Older people have been fighting the negative perceptions of ageing in society for many years but society is taking time to catch up. The deficit model that focuses on the negative aspects of ageing seems to be all pervasive. Museums too unconsciously ‘buy-in’ to this model through the opportunities and activities that are offered to older people, as well as the way in which older people are perceived by museums.

There are many older people out there looking for interesting and creative things to do, activities that stimulate their thinking, enable them to be creative, that are accessible and meaningful, that give them something to think about, and do something about, the things they care about – activities, essentially, that enable them to think, feel and do.
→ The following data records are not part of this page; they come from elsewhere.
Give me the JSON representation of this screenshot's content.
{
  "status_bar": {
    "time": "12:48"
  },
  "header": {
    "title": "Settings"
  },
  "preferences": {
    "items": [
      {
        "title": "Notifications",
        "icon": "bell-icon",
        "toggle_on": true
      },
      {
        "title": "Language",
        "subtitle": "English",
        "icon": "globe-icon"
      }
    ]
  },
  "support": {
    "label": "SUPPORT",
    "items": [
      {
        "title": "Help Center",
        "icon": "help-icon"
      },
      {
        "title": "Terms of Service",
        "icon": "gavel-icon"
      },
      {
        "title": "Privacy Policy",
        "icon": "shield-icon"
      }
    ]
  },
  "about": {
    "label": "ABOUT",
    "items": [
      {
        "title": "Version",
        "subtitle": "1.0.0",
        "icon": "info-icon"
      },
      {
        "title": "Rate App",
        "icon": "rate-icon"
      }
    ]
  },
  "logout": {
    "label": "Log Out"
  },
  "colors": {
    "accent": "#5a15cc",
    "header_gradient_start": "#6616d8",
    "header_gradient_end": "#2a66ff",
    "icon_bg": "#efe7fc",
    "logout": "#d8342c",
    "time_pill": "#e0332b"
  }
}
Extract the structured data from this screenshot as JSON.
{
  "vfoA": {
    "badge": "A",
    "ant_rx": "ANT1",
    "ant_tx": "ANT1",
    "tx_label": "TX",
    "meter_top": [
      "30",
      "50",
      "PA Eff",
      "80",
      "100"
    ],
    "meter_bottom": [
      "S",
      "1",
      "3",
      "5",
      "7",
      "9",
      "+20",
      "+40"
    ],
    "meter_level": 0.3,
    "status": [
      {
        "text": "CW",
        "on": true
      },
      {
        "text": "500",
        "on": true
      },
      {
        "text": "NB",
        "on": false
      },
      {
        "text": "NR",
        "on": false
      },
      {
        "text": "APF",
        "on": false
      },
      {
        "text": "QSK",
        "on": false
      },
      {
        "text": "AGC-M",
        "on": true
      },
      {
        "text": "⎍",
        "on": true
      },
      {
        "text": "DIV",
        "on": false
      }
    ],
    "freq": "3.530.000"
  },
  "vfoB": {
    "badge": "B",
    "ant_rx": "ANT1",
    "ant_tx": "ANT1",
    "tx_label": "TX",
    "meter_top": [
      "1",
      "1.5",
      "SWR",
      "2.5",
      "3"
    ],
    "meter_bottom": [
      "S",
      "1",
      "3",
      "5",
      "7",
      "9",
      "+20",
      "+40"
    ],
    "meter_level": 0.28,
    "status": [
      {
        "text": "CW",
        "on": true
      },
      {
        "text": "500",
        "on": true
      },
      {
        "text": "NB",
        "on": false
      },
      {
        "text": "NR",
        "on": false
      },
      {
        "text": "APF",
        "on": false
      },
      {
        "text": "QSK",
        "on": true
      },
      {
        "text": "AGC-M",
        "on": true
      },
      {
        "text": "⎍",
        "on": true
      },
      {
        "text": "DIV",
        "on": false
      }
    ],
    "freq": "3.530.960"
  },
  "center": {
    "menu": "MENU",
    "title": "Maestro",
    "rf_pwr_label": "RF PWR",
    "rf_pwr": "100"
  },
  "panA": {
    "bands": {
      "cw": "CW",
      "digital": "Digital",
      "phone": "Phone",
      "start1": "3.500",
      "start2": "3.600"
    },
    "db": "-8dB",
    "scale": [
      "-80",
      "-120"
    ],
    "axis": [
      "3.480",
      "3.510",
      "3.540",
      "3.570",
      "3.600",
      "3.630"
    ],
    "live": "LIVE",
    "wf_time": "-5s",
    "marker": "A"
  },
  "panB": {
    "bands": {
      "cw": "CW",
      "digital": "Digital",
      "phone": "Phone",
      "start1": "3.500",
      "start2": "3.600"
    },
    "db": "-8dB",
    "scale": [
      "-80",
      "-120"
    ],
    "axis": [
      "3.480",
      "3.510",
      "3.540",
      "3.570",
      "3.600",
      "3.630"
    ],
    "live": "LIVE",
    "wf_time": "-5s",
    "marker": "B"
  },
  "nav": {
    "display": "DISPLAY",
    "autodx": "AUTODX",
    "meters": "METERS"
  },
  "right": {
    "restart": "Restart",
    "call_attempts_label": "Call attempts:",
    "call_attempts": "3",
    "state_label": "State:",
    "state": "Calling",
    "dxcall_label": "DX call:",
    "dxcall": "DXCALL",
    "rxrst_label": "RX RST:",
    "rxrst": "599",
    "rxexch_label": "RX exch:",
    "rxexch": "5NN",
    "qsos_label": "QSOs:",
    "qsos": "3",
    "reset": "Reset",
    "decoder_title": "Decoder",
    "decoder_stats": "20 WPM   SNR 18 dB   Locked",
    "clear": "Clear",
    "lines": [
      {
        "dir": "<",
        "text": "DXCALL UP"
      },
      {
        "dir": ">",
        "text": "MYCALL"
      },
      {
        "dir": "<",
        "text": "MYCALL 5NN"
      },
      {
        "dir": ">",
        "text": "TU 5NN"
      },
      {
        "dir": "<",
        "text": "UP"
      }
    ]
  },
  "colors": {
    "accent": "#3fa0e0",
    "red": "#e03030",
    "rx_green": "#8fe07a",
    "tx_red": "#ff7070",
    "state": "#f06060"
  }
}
Our challenge for museums is – how can we develop programmes and activities (that are part of the core activity of museums) that meet the needs of people in the later stages of their lives? What happens when we look beyond our perceptions of older people and see them – not as people living in the past or as passive consumers of the present – but as active participants in the future?